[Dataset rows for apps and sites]
%%
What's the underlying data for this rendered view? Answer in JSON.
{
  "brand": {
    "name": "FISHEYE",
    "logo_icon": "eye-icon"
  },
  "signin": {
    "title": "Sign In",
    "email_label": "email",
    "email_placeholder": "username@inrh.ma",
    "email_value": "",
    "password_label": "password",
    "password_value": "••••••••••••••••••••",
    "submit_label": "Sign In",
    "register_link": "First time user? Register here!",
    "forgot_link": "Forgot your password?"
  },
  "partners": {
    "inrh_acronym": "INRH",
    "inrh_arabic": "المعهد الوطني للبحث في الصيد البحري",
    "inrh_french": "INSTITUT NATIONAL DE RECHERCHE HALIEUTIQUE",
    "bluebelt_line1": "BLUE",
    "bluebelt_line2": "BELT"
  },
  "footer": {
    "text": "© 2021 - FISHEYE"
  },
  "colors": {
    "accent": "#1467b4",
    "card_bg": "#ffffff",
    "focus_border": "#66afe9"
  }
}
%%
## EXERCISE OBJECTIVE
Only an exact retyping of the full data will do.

## ANSWER SPACE
What's the underlying data for this rendered view? Answer in JSON.
{
  "brand": {
    "name": "FISHEYE",
    "logo_icon": "eye-icon"
  },
  "signin": {
    "title": "Sign In",
    "email_label": "email",
    "email_placeholder": "username@inrh.ma",
    "email_value": "",
    "password_label": "password",
    "password_value": "••••••••••••••••••••",
    "submit_label": "Sign In",
    "register_link": "First time user? Register here!",
    "forgot_link": "Forgot your password?"
  },
  "partners": {
    "inrh_acronym": "INRH",
    "inrh_arabic": "المعهد الوطني للبحث في الصيد البحري",
    "inrh_french": "INSTITUT NATIONAL DE RECHERCHE HALIEUTIQUE",
    "bluebelt_line1": "BLUE",
    "bluebelt_line2": "BELT"
  },
  "footer": {
    "text": "© 2021 - FISHEYE"
  },
  "colors": {
    "accent": "#1467b4",
    "card_bg": "#ffffff",
    "focus_border": "#66afe9"
  }
}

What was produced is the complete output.